HMCS CC-1 and CC-2 were assigned to the west coast with the home port of Esquimalt, British Columbia, and conducted training operations and patrols for three years.  Together with the cruiser HMCS Rainbow, CC-1 and CC-2 were the only Canadian or British ships defending the west coast of Canada between 1914 and 1917.  Britain had tasked the defence of British Columbia to the Imperial Japanese Navy's North American Task Force.  In 1917 the submarines were transferred to Halifax on the east coast, along with their mother ship, the submarine tender HMCS Shearwater.  Their passage through the Panama Canal was the first time a Canadian warship transitted the Panama Canal under the White Ensign.  All arrived in Halifax where preparations were made to send the two submarines to the Mediterranean Sea and Europe.  Unfortunately, both submarines were deemed unsafe for transatlantic crossing, and were held in Halifax as a Training Assistance Boat.  Their veteran crews were highly valued but were not able to conduct any other operations than training.  Their continued use was too expensive, and their unseaworthiness resulted in both vessels being paid off, and disposed of in 1920.

(RCN Photo)

HMCS CC-1 on patrol.

(RCN Photo)


(DND Photo)

HMCS CC-1, with HMCS CC-2 in the background, near Vancouver, on its way back to CFB Esquimalt, BC, circa 1916.

(RCN Photo)

HMCS CC-2 on patrol.

(RCN Photo)

HMCS CC-1 and CC-2.

HMCS CH-14 and HMCS CH-15

(RCN Photo, HS-22592)

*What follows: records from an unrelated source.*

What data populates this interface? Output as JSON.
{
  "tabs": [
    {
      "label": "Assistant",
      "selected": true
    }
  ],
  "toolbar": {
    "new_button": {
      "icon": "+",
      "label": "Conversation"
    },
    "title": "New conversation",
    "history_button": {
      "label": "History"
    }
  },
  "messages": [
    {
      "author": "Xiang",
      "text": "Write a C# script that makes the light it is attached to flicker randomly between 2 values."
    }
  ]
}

HMCS CH-14 and HMCS CH-15 in drydock.  HMCS CH-14 and HMCS CH-15 were H class submarines used by the Royal Canadian Navy from 1919.   They were originally built for the Royal Navy as HMS H-14 and HMS H-15 in 1915.  Both submarines were ordered in December 1914 and completed at the Fore River Yard in Quincy, Massachusetts in December 1915 in the then-neutral United States.  When the US government discovered the construction, they impounded H-14, H-15 and other completed sister ships, only releasing them following their own declaration of war two years later.  H-14 and H-15 were launched in 1917.  They saw service with the Royal Navy in Bermuda.  In February 1919 the Royal Navy presented H-14 and her sister ship, H-15 to the Royal Canadian Navy where they were renamed HMCS CH-14 and HMCS CH-15, respectively.  Both were commissioned in Halifax in June 1919.  The CH class was used to replace the CC class submarines.  Like the CC class subs, the H class did not last long and both were paid off on 30 June 1922.  CH-15 was scrapped in 1922, and CH-14 was scrapped in 1927.

(IWM Photo, PMR78-517)

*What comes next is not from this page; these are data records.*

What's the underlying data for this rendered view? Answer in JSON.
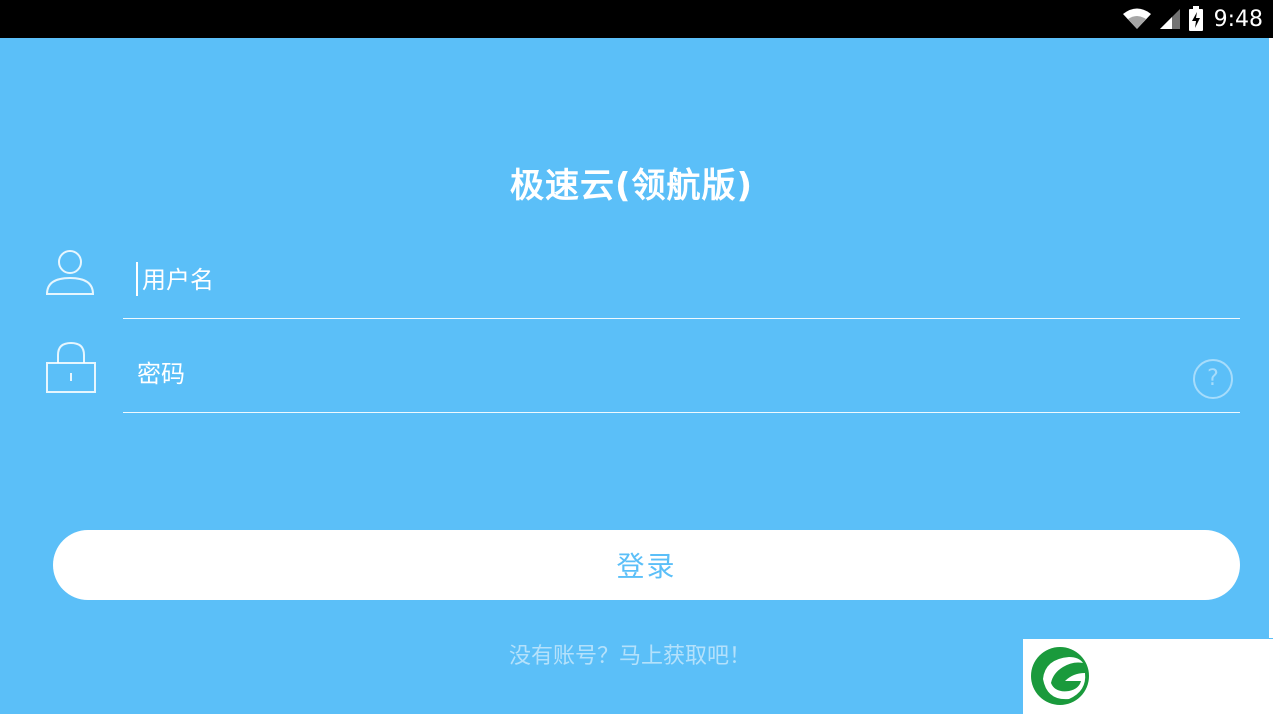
{
  "status_bar": {
    "time": "9:48",
    "icons": [
      "wifi-icon",
      "signal-icon",
      "battery-charging-icon"
    ]
  },
  "app": {
    "title": "极速云(领航版)"
  },
  "form": {
    "username_placeholder": "用户名",
    "password_placeholder": "密码",
    "help_label": "?",
    "username_icon": "user-icon",
    "password_icon": "lock-icon"
  },
  "actions": {
    "login_label": "登录",
    "register_link": "没有账号？马上获取吧！"
  },
  "colors": {
    "background": "#5bbff8",
    "button_bg": "#ffffff",
    "button_text": "#5bbff8",
    "link_text": "#b4e1fb",
    "logo_green": "#1a9a3c"
  }
}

HMCS CH-14 (left) and HMCS CH-15 (right) in dry dock in Halifax, circa 1920.  In late 1919, Her Majesty’s Submarines H-14 and H-15 arrived in Halifax from the Royal Navy. They were fully refitted at the Halifax Shipyard and were commissioned into the Royal Canadian Navy.

(DND Photo)

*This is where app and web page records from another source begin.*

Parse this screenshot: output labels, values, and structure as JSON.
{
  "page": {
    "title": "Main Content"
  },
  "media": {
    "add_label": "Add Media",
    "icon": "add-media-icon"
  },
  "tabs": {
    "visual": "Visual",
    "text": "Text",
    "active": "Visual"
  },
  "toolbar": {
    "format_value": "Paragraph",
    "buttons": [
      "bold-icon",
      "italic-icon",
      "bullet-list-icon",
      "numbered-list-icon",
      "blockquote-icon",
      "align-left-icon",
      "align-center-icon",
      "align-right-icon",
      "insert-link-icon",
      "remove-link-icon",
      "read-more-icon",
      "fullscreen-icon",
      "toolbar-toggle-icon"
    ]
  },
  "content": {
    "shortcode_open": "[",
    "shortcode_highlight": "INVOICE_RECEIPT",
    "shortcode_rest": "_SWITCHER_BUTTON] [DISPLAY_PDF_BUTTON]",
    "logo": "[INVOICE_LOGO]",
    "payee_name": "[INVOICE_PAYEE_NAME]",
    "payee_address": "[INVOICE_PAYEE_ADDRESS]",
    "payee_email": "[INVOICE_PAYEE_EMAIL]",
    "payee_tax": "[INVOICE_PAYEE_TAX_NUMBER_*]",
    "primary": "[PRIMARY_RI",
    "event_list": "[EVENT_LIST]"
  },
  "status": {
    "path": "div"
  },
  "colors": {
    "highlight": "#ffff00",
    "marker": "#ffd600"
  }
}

HMCS CH-14 and HMCS CH-15 in Halifax Harbour circa 1920.

(Ralph Reginald Pattison collection Photo)

HMCS CH-14, alongside HMCS Patrician, Saint John, New Brunswick.

Captured First World War German Submarine

(Library and Archives Canada Photo, MIKAN No. 3192652)

German Imperial Navy (Kaiserliche Marine) First World War U-boat UC-97 Type UC III (minelaying submarine) on public display at Toronto, Ontario in early June 1919.  The submarine was a on a tour that went on to Lake Michigan.

The RCN did not acquire any more submarines until after the Second World War.  On the 12th and 13th May 1945, German U-boats U-190 and U-889 formally surrendered at sea to ships of the RCN, after the war had ended days earlier.  Both were large Type IX C submarines, built at Bremen in 1942 (U-190) and 1944 (U-889).  They were almost immediately commissioned into the RCN for testing and evaluations.

If you found this valuable, consider supporting the author.